Even though the signs had suffered from harsh weather conditions the words were still legible.

Imagine my surprise when I saw this plant on the board.

We didn’t have to search long to find the correct tree.

Up close, the long golden flower spikes were beautiful.

I wonder how many people have a person and a plant named for them.

Do you have a namesake?

Wildflowers and History #3

Gurulmundi State Forest

At the 42 km mark of our day trip we came across rusted relics of the past on the side of the road.

The Conloi No. 1 bore and the tank used for storing crude oil pumped from the Surat/Bowen Basin were long ago abandoned, left to decay by the side of the road.

At first glance it seemed there were no wildflowers growing in this parched landscape. But a closer inspection revealed more beautiful blooms growing in the stony soil.

Some were tiny – no bigger than a thumbnail.

The clear blue sky made the perfect backdrop for these scarlet grevilleas.

And way overhead, tufted white blossoms in the highest branches of the gum trees glittered in the glaring midday sun.

Wildflowers and History #2

Gurulmundi State Forest

If there hadn’t been an information sign we would have passed by Gurulmundi without even realising it was there.

A section of disused track and a raised bank where the platform once stood are all that remain of the railway siding on the line between Miles and Wandoan. Nothing is left to show where the tennis courts and state school, which closed in 1965, were located.

The hall looked derelict, although the sign told us it’s still used for country dances.

It was fortunate that we spotted the sign and stopped to look. There may not have been much left of Gurulmundi but we did find more pretty wildflowers by the side of the road.

Wildflowers and History #1

Gurulmundi State Forest

The self drive trail through Gurulmundi State Forest was described as a wildflower tour but, according to the brochure, there were historic sites along the route as well. We added plans for a day trip through the forest to our Miles itinerary; after plentiful rainfall in spring the native flowering plants would surely be in bloom and a history lesson is always interesting.

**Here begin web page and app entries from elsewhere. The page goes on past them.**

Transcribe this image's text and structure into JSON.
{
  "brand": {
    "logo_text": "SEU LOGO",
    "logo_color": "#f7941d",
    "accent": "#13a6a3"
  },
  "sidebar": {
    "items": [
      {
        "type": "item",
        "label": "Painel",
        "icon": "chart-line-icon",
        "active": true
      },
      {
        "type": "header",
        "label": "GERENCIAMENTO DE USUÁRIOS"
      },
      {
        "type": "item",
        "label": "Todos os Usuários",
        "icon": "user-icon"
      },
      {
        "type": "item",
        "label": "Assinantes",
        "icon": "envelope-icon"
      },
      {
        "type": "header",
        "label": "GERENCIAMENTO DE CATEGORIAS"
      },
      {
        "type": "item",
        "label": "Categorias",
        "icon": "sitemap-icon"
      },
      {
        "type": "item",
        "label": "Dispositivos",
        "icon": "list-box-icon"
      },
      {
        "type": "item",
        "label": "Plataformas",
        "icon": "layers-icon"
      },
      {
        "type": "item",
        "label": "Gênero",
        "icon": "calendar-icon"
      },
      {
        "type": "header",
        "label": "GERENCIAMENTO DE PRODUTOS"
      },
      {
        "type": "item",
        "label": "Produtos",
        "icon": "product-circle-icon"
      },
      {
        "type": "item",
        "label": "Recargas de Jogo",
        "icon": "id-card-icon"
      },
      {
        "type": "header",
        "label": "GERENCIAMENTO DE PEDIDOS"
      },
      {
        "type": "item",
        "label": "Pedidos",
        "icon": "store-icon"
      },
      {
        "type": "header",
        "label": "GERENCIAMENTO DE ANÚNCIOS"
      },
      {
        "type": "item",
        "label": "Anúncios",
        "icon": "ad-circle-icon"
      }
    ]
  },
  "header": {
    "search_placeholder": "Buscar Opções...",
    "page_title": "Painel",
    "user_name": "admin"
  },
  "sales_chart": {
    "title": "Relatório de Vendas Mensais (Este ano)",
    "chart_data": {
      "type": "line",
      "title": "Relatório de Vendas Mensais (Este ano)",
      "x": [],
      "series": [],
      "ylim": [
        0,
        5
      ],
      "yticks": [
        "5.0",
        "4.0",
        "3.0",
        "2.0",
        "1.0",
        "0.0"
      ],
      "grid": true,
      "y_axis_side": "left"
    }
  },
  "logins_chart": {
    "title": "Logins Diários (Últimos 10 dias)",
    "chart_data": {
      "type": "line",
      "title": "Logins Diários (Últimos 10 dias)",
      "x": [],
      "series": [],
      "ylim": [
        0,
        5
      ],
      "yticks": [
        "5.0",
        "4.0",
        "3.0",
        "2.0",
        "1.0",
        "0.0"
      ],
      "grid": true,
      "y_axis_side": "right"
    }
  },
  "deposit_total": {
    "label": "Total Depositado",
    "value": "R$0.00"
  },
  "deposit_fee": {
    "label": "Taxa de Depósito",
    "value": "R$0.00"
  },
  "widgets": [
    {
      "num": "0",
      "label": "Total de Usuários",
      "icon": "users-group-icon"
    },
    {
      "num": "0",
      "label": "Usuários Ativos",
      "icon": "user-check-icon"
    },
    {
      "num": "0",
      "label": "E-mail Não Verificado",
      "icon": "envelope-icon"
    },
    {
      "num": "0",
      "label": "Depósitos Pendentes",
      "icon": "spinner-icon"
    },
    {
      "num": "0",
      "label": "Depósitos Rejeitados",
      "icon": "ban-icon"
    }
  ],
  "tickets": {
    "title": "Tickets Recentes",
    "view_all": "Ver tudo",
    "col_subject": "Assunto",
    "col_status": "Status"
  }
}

We headed out of town on the bridge over Dogwood Creek and turned north onto the Leichhardt Highway. We passed the site of the old Dalwogan railway siding, now in the Miles Historical Village, and crossed, for the first of several times, the Dingo Barrier Fence.

The sign at the Gurulmundi turnoff pointed the way ahead.

After 30 kilometres we stopped at L Tree Creek, named after the trees marked by the explorer Ludwig Leichhardt in 1844. We couldn’t find any of Leichhardt’s trees but we did spot some bright red flowers along the creek bank – our first wildflower sighting!

Up the hill away from the creek we found more. The crimson blooms of hundreds of kalanchoe plants dotted the landscape, from the edge of the road far off into the bush.

A little further on crimson was replaced by gold. Spiky shrubs, their branches crowned with clusters of tiny yellow flowers, flourished in the stony soil on both sides of the road.

We hadn’t yet entered the state forest and already we’d found some beauties and our first historic site. With 13,000 hectares of forest still to explore we were confident there would be more.

31 ln the Bush

I’m joining Becky in her October Square Photo Challenge over at The Life of B. The rules of the challenge are simple: most photos must be square and fit the theme word Past. Look for #PastSquares. This month we’re travelling back in time in the western Queensland town of Miles and surrounds. We’ll explore the local area and join in the festivities at the Miles Back to the Bush Festival.

Gurulmundi State Forest

We’re back where we started, joining the explorer Ludwig Leichhardt on his expedition in 1844.

L-Tree Creek is named for the markings left on some of the trees by the expedition party when they camped here. We looked for marked trees without success. We didn’t put in too much effort – it was a hot day and we didn’t want to walk through the bush and risk coming across a snake.

The explorer’s life is not for me!